[MATERIAL SUPPLIED]
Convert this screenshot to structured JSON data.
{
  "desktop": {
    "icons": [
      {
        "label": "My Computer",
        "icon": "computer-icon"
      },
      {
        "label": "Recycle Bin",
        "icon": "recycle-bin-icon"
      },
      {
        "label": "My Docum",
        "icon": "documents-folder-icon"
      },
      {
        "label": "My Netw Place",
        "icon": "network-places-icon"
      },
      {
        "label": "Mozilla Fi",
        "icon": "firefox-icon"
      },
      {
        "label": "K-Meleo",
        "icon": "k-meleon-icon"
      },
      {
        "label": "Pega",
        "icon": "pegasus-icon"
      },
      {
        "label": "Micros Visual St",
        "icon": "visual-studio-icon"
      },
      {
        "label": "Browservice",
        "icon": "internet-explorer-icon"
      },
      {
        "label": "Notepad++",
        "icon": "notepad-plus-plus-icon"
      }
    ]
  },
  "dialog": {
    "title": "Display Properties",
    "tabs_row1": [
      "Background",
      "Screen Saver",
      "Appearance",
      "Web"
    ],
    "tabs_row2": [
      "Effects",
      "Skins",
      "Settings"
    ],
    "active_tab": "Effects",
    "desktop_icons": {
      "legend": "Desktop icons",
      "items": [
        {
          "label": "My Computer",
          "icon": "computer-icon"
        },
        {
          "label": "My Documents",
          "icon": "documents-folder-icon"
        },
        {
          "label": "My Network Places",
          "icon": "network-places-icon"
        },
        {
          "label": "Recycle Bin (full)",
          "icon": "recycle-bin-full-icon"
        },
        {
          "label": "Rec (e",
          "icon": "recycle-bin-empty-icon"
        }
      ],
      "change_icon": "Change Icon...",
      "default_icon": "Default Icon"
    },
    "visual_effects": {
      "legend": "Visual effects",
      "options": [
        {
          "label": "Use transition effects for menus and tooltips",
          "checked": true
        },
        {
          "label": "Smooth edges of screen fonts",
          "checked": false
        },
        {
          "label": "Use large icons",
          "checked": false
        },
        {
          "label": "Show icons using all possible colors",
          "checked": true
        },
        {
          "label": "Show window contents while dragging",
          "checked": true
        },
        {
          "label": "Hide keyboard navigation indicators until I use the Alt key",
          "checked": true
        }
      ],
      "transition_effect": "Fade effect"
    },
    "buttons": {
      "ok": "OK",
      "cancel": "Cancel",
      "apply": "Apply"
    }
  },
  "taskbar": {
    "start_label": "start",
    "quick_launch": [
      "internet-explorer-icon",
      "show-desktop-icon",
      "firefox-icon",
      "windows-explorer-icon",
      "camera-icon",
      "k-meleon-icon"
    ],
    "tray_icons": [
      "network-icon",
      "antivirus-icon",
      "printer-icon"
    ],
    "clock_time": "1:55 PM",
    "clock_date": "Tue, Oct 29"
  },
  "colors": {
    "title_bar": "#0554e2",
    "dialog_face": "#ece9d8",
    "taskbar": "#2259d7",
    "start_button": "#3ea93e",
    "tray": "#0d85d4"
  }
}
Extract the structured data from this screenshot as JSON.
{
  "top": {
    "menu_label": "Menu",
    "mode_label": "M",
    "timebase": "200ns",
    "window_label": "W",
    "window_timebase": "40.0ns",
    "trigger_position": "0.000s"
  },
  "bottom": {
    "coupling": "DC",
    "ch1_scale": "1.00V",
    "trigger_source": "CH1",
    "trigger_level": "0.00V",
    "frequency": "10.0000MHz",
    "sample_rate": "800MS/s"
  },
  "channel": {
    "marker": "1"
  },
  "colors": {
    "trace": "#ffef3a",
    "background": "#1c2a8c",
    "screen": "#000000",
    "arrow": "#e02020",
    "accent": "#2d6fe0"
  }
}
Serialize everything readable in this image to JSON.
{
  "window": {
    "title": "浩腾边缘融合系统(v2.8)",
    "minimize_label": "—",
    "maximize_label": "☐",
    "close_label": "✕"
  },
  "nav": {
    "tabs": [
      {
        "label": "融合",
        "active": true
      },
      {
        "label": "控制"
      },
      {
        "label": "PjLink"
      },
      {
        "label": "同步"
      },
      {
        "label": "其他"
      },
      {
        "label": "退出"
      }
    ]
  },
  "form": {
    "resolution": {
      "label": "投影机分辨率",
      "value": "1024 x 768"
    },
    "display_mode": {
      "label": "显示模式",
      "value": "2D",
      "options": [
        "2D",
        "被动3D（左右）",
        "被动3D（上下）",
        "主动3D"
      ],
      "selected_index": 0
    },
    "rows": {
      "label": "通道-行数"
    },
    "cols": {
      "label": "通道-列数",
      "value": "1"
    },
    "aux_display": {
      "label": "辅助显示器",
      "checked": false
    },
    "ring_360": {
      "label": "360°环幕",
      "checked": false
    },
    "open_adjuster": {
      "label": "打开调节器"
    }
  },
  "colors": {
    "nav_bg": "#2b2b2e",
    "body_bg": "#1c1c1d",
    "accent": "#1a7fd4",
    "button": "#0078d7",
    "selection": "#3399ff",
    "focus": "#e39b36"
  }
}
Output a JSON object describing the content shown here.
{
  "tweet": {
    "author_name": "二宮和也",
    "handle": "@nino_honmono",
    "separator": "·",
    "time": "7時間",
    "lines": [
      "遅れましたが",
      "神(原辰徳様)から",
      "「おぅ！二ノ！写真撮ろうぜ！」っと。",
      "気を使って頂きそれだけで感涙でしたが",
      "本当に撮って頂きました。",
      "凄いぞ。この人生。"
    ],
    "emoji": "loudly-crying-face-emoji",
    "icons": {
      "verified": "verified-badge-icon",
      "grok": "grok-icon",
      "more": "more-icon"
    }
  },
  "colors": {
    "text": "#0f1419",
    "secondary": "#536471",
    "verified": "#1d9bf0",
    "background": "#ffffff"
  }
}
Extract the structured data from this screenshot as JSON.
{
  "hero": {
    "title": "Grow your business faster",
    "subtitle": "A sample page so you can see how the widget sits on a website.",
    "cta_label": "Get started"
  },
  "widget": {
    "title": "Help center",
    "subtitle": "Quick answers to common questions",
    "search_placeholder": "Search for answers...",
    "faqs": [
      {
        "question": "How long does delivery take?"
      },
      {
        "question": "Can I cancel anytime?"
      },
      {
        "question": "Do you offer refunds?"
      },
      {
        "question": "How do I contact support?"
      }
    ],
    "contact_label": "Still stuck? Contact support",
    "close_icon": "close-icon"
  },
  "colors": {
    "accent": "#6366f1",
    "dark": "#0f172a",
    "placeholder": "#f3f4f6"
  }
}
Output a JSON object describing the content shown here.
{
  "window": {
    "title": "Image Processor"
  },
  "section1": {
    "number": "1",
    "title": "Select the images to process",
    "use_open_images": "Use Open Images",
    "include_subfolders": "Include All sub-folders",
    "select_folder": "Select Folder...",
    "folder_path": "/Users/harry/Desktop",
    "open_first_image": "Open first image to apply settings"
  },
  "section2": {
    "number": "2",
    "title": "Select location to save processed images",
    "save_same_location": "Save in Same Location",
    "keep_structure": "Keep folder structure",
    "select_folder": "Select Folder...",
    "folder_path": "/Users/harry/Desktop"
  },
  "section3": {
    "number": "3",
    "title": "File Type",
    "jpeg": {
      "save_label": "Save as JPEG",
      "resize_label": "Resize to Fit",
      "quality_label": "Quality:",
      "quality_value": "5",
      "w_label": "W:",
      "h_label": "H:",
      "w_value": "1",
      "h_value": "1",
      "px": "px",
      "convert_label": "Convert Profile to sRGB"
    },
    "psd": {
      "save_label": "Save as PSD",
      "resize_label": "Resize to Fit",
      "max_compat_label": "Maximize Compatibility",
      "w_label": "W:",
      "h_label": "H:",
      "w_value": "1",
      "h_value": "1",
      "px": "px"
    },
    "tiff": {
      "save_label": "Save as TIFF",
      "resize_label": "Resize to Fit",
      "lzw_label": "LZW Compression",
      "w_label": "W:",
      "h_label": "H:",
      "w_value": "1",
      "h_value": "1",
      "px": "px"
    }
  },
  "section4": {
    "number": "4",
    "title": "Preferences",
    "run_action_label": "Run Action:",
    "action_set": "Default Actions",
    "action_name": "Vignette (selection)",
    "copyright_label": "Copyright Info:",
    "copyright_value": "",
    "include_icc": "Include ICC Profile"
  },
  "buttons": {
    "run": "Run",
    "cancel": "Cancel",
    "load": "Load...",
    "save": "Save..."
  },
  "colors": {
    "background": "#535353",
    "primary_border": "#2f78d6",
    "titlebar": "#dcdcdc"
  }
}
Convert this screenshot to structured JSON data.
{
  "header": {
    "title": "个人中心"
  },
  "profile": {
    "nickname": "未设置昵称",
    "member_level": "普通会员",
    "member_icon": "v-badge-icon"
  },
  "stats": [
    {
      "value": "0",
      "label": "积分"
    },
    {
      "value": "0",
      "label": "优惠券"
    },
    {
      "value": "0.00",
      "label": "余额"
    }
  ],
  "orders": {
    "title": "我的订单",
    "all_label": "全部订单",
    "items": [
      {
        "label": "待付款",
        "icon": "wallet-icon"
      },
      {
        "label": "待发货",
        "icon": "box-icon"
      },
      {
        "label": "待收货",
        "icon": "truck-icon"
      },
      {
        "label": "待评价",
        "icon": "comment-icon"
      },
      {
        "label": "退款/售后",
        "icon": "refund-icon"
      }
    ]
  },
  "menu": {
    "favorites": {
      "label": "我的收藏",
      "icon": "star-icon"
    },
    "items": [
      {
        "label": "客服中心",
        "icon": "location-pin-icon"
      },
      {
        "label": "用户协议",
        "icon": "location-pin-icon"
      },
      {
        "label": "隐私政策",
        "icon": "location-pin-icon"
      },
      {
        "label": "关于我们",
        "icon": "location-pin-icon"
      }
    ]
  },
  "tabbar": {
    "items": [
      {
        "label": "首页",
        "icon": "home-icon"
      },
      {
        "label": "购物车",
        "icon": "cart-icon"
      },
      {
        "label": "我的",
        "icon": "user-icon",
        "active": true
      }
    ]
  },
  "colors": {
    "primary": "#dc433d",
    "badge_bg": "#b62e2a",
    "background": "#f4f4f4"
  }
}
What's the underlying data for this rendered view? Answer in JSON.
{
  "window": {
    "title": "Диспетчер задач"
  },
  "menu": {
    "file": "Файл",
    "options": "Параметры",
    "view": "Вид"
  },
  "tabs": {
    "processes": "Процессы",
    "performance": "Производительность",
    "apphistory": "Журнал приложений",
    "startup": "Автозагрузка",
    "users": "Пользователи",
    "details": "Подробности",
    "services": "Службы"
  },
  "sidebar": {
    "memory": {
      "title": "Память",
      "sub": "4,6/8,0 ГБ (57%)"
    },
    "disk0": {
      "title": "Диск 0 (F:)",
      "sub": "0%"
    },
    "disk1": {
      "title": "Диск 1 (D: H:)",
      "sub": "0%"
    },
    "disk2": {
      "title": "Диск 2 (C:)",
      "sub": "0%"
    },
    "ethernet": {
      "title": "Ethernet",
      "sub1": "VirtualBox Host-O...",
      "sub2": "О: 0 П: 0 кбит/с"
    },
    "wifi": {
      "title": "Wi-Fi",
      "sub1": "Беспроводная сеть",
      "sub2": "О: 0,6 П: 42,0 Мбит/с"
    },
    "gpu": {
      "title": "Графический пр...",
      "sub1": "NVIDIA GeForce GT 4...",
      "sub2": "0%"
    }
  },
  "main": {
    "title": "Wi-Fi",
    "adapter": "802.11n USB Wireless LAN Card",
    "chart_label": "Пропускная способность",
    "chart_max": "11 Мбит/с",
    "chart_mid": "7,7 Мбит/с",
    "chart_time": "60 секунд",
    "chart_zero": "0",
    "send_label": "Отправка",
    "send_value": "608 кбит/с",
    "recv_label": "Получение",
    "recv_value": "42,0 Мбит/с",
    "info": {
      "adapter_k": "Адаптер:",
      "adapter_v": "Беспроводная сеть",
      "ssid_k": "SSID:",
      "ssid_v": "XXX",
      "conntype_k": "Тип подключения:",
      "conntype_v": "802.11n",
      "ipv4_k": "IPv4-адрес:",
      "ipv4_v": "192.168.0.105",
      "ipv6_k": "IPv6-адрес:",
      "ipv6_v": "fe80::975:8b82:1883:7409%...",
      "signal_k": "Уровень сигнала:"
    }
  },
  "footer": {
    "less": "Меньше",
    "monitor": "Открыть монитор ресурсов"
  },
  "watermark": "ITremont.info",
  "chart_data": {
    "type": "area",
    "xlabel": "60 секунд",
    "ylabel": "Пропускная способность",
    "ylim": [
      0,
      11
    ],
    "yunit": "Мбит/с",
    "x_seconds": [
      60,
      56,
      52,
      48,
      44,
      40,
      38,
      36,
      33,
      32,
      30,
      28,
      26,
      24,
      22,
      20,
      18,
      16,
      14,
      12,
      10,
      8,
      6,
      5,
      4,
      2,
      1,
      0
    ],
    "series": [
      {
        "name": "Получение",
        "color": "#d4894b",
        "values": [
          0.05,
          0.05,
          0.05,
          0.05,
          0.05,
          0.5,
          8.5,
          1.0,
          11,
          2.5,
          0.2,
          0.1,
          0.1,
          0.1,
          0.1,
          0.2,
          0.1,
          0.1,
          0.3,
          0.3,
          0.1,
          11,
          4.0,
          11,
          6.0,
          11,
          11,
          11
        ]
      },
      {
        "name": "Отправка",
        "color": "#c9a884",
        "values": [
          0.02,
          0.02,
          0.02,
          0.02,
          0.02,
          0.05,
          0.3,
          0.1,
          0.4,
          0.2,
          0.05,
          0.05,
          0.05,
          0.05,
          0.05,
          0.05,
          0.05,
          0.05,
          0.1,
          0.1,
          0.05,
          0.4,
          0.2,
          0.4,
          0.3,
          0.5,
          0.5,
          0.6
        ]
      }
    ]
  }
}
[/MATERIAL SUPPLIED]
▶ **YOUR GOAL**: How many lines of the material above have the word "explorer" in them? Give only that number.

▶ **EXERCISE RESPONSE**: 3